*** Opening of Material provided ***
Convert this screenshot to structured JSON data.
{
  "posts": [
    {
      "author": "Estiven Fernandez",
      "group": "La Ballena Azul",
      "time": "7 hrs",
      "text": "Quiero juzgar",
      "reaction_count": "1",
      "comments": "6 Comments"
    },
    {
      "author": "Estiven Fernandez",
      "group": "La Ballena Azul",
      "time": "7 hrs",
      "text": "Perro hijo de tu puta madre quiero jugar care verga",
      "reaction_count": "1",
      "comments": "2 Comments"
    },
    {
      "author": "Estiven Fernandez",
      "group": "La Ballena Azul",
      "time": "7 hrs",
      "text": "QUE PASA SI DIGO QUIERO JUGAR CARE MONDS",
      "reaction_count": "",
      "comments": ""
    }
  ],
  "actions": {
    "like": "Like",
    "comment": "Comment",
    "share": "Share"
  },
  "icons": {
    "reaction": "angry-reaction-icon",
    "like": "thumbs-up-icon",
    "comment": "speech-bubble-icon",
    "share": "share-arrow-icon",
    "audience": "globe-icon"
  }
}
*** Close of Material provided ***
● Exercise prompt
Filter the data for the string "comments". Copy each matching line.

● Answer for the task
      "comments": "6 Comments"
      "comments": "2 Comments"
      "comments": ""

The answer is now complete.